▸ WHAT YOU NEED TO DO: Give every entry below again, exactly as written, and skip the images.

▸ DATASET RECORDS:
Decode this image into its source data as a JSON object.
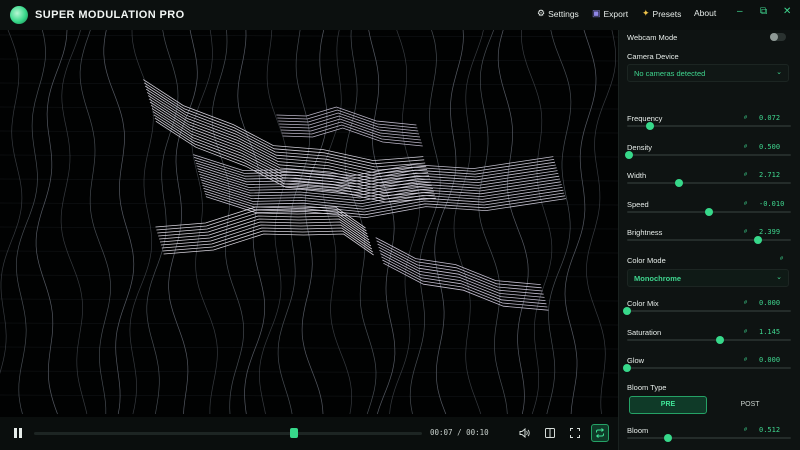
{
  "app": {
    "title": "SUPER MODULATION PRO"
  },
  "menu": [
    {
      "icon": "gear-icon",
      "glyph": "⚙",
      "label": "Settings"
    },
    {
      "icon": "export-icon",
      "glyph": "▣",
      "label": "Export"
    },
    {
      "icon": "sparkle-icon",
      "glyph": "✦",
      "label": "Presets"
    },
    {
      "label": "About"
    }
  ],
  "window_controls": {
    "minimize": "–",
    "maximize": "⧉",
    "close": "✕"
  },
  "transport": {
    "time": "00:07 / 00:10",
    "progress": 0.67
  },
  "sidebar": {
    "webcam_mode_label": "Webcam Mode",
    "webcam_mode_on": false,
    "camera_device_label": "Camera Device",
    "camera_device_value": "No cameras detected",
    "params": [
      {
        "name": "Frequency",
        "value": "0.072",
        "level": 0.14
      },
      {
        "name": "Density",
        "value": "0.500",
        "level": 0.01
      },
      {
        "name": "Width",
        "value": "2.712",
        "level": 0.32
      },
      {
        "name": "Speed",
        "value": "-0.010",
        "level": 0.5
      },
      {
        "name": "Brightness",
        "value": "2.399",
        "level": 0.8
      }
    ],
    "color_mode_label": "Color Mode",
    "color_mode_value": "Monochrome",
    "params2": [
      {
        "name": "Color Mix",
        "value": "0.000",
        "level": 0.0
      },
      {
        "name": "Saturation",
        "value": "1.145",
        "level": 0.57
      },
      {
        "name": "Glow",
        "value": "0.000",
        "level": 0.0
      }
    ],
    "bloom_type_label": "Bloom Type",
    "bloom_options": [
      "PRE",
      "POST"
    ],
    "bloom_selected": "PRE",
    "bloom": {
      "name": "Bloom",
      "value": "0.512",
      "level": 0.25
    }
  },
  "colors": {
    "accent": "#37d88a",
    "background": "#0e1312",
    "viewport": "#010202"
  }
}
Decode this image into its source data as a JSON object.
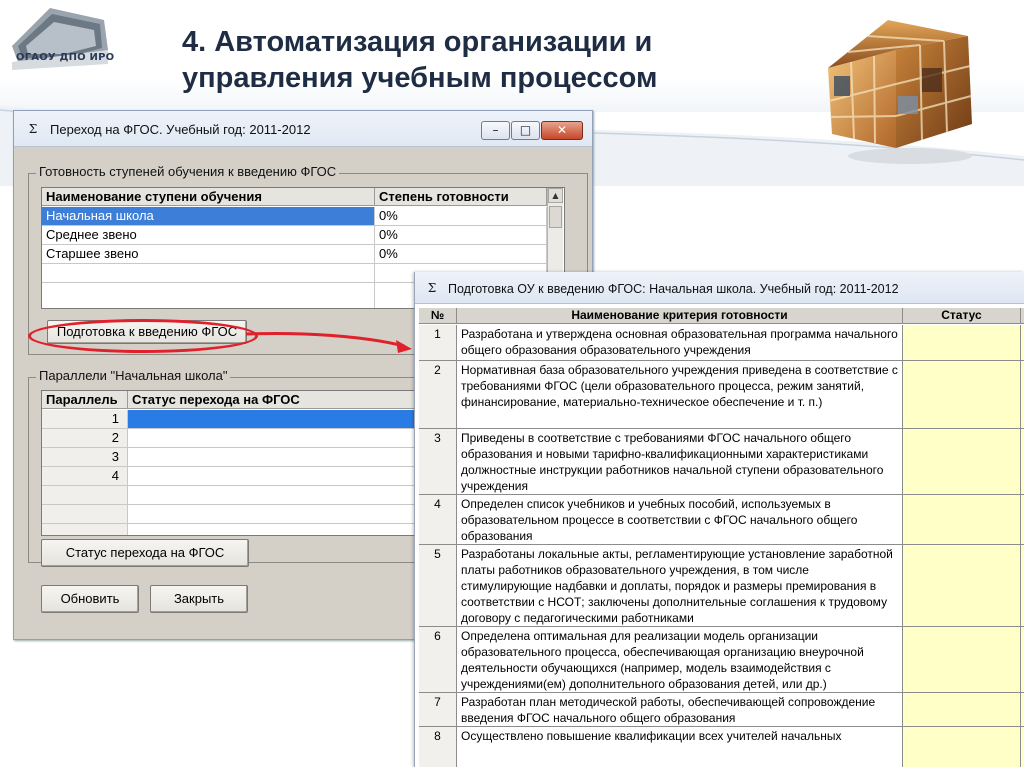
{
  "slide": {
    "title_line1": "4. Автоматизация организации и",
    "title_line2": "управления учебным процессом",
    "logo_text": "ОГАОУ ДПО ИРО"
  },
  "window1": {
    "title": "Переход на ФГОС. Учебный год: 2011-2012",
    "controls": {
      "minimize": "–",
      "maximize": "□",
      "close": "✕"
    },
    "group1": {
      "legend": "Готовность ступеней обучения к введению ФГОС",
      "columns": [
        "Наименование ступени обучения",
        "Степень готовности"
      ],
      "rows": [
        {
          "name": "Начальная школа",
          "value": "0%"
        },
        {
          "name": "Среднее звено",
          "value": "0%"
        },
        {
          "name": "Старшее звено",
          "value": "0%"
        }
      ],
      "button": "Подготовка к введению ФГОС"
    },
    "group2": {
      "legend": "Параллели \"Начальная школа\"",
      "columns": [
        "Параллель",
        "Статус перехода на ФГОС"
      ],
      "rows": [
        {
          "num": "1"
        },
        {
          "num": "2"
        },
        {
          "num": "3"
        },
        {
          "num": "4"
        }
      ]
    },
    "status_button": "Статус перехода на ФГОС",
    "refresh_button": "Обновить",
    "close_button": "Закрыть"
  },
  "window2": {
    "title": "Подготовка ОУ к введению ФГОС: Начальная школа. Учебный год: 2011-2012",
    "columns": [
      "№",
      "Наименование критерия готовности",
      "Статус"
    ],
    "rows": [
      {
        "num": "1",
        "text": "Разработана и утверждена основная образовательная программа начального общего образования образовательного учреждения"
      },
      {
        "num": "2",
        "text": "Нормативная база образовательного учреждения приведена в соответствие с требованиями ФГОС (цели образовательного процесса, режим занятий, финансирование, материально-техническое обеспечение и т. п.)"
      },
      {
        "num": "3",
        "text": "Приведены в соответствие с требованиями ФГОС начального общего образования и новыми тарифно-квалификационными характеристиками должностные инструкции работников начальной ступени образовательного учреждения"
      },
      {
        "num": "4",
        "text": "Определен список учебников и учебных пособий, используемых в образовательном процессе в соответствии с ФГОС начального общего образования"
      },
      {
        "num": "5",
        "text": "Разработаны локальные акты, регламентирующие установление заработной платы работников образовательного учреждения, в том числе стимулирующие надбавки и доплаты, порядок и размеры премирования в соответствии с НСОТ; заключены дополнительные соглашения к трудовому договору с педагогическими работниками"
      },
      {
        "num": "6",
        "text": "Определена оптимальная для реализации модель организации образовательного процесса, обеспечивающая организацию внеурочной деятельности обучающихся (например, модель взаимодействия с учреждениями(ем) дополнительного образования детей, или др.)"
      },
      {
        "num": "7",
        "text": "Разработан план методической работы, обеспечивающей сопровождение введения ФГОС начального общего образования"
      },
      {
        "num": "8",
        "text": "Осуществлено повышение квалификации всех учителей начальных"
      }
    ]
  },
  "colors": {
    "selection": "#3d7fd8",
    "status_cell": "#ffffc8",
    "highlight_oval": "#e0202a",
    "title_text": "#1f2d44"
  },
  "icons": [
    "sigma-icon",
    "minimize-icon",
    "maximize-icon",
    "close-icon",
    "scroll-up-icon",
    "scroll-down-icon",
    "arrow-icon",
    "cube-image"
  ]
}
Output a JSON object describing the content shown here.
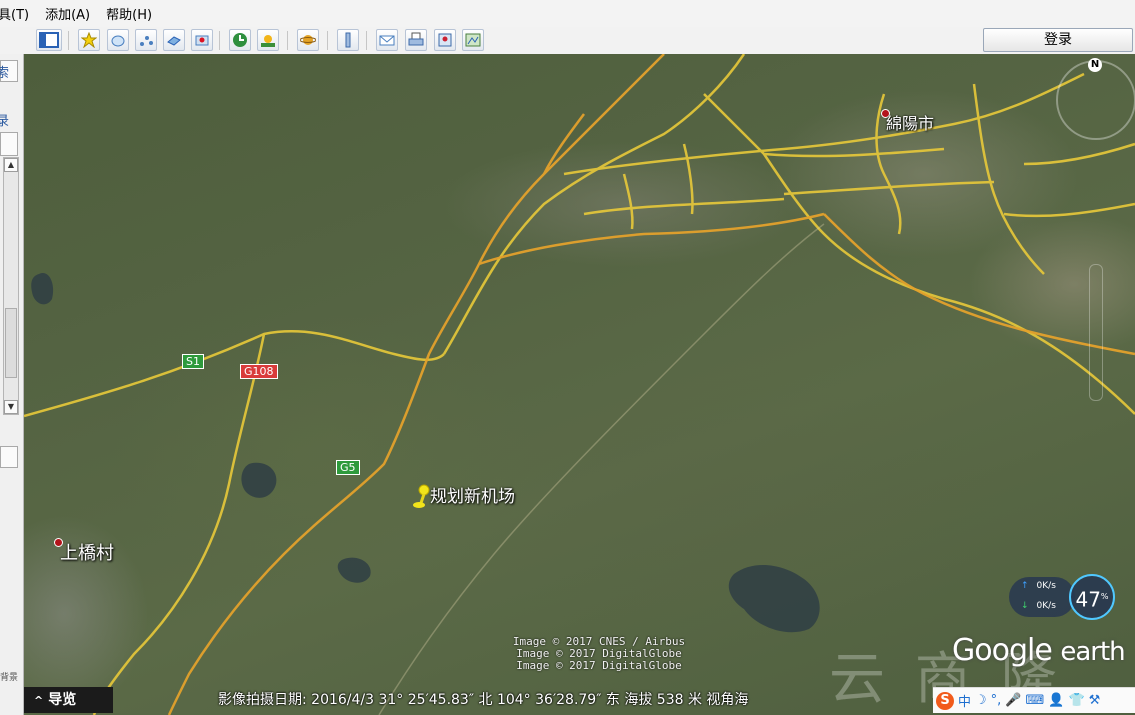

▸ SOLUTION TO THIS PROBLEM:
Decode this image into its source data as a JSON object.
{
  "app": {
    "title": "SUPER MODULATION PRO"
  },
  "menu": [
    {
      "icon": "gear-icon",
      "glyph": "⚙",
      "label": "Settings"
    },
    {
      "icon": "export-icon",
      "glyph": "▣",
      "label": "Export"
    },
    {
      "icon": "sparkle-icon",
      "glyph": "✦",
      "label": "Presets"
    },
    {
      "label": "About"
    }
  ],
  "window_controls": {
    "minimize": "–",
    "maximize": "⧉",
    "close": "✕"
  },
  "transport": {
    "time": "00:07 / 00:10",
    "progress": 0.67
  },
  "sidebar": {
    "webcam_mode_label": "Webcam Mode",
    "webcam_mode_on": false,
    "camera_device_label": "Camera Device",
    "camera_device_value": "No cameras detected",
    "params": [
      {
        "name": "Frequency",
        "value": "0.072",
        "level": 0.14
      },
      {
        "name": "Density",
        "value": "0.500",
        "level": 0.01
      },
      {
        "name": "Width",
        "value": "2.712",
        "level": 0.32
      },
      {
        "name": "Speed",
        "value": "-0.010",
        "level": 0.5
      },
      {
        "name": "Brightness",
        "value": "2.399",
        "level": 0.8
      }
    ],
    "color_mode_label": "Color Mode",
    "color_mode_value": "Monochrome",
    "params2": [
      {
        "name": "Color Mix",
        "value": "0.000",
        "level": 0.0
      },
      {
        "name": "Saturation",
        "value": "1.145",
        "level": 0.57
      },
      {
        "name": "Glow",
        "value": "0.000",
        "level": 0.0
      }
    ],
    "bloom_type_label": "Bloom Type",
    "bloom_options": [
      "PRE",
      "POST"
    ],
    "bloom_selected": "PRE",
    "bloom": {
      "name": "Bloom",
      "value": "0.512",
      "level": 0.25
    }
  },
  "colors": {
    "accent": "#37d88a",
    "background": "#0e1312",
    "viewport": "#010202"
  }
}
Decode this image into its source data as a JSON object.
{
  "slide": {
    "title_line1": "4. Автоматизация организации и",
    "title_line2": "управления учебным процессом",
    "logo_text": "ОГАОУ ДПО ИРО"
  },
  "window1": {
    "title": "Переход на ФГОС. Учебный год: 2011-2012",
    "controls": {
      "minimize": "–",
      "maximize": "□",
      "close": "✕"
    },
    "group1": {
      "legend": "Готовность ступеней обучения к введению ФГОС",
      "columns": [
        "Наименование ступени обучения",
        "Степень готовности"
      ],
      "rows": [
        {
          "name": "Начальная школа",
          "value": "0%"
        },
        {
          "name": "Среднее звено",
          "value": "0%"
        },
        {
          "name": "Старшее звено",
          "value": "0%"
        }
      ],
      "button": "Подготовка к введению ФГОС"
    },
    "group2": {
      "legend": "Параллели \"Начальная школа\"",
      "columns": [
        "Параллель",
        "Статус перехода на ФГОС"
      ],
      "rows": [
        {
          "num": "1"
        },
        {
          "num": "2"
        },
        {
          "num": "3"
        },
        {
          "num": "4"
        }
      ]
    },
    "status_button": "Статус перехода на ФГОС",
    "refresh_button": "Обновить",
    "close_button": "Закрыть"
  },
  "window2": {
    "title": "Подготовка ОУ к введению ФГОС: Начальная школа. Учебный год: 2011-2012",
    "columns": [
      "№",
      "Наименование критерия готовности",
      "Статус"
    ],
    "rows": [
      {
        "num": "1",
        "text": "Разработана и утверждена основная образовательная программа начального общего образования образовательного учреждения"
      },
      {
        "num": "2",
        "text": "Нормативная база образовательного учреждения приведена в соответствие с требованиями ФГОС (цели образовательного процесса, режим занятий, финансирование, материально-техническое обеспечение и т. п.)"
      },
      {
        "num": "3",
        "text": "Приведены в соответствие с требованиями ФГОС начального общего образования и новыми тарифно-квалификационными характеристиками должностные инструкции работников начальной ступени образовательного учреждения"
      },
      {
        "num": "4",
        "text": "Определен список учебников и учебных пособий, используемых в образовательном процессе в соответствии с ФГОС начального общего образования"
      },
      {
        "num": "5",
        "text": "Разработаны локальные акты, регламентирующие установление заработной платы работников образовательного учреждения, в том числе стимулирующие надбавки и доплаты, порядок и размеры премирования в соответствии с НСОТ; заключены дополнительные соглашения к трудовому договору с педагогическими работниками"
      },
      {
        "num": "6",
        "text": "Определена оптимальная для реализации модель организации образовательного процесса, обеспечивающая организацию внеурочной деятельности обучающихся (например, модель взаимодействия с учреждениями(ем) дополнительного образования детей, или др.)"
      },
      {
        "num": "7",
        "text": "Разработан план методической работы, обеспечивающей сопровождение введения ФГОС начального общего образования"
      },
      {
        "num": "8",
        "text": "Осуществлено повышение квалификации всех учителей начальных"
      }
    ]
  },
  "colors": {
    "selection": "#3d7fd8",
    "status_cell": "#ffffc8",
    "highlight_oval": "#e0202a",
    "title_text": "#1f2d44"
  },
  "icons": [
    "sigma-icon",
    "minimize-icon",
    "maximize-icon",
    "close-icon",
    "scroll-up-icon",
    "scroll-down-icon",
    "arrow-icon",
    "cube-image"
  ]
}
Output a JSON object describing the content shown here.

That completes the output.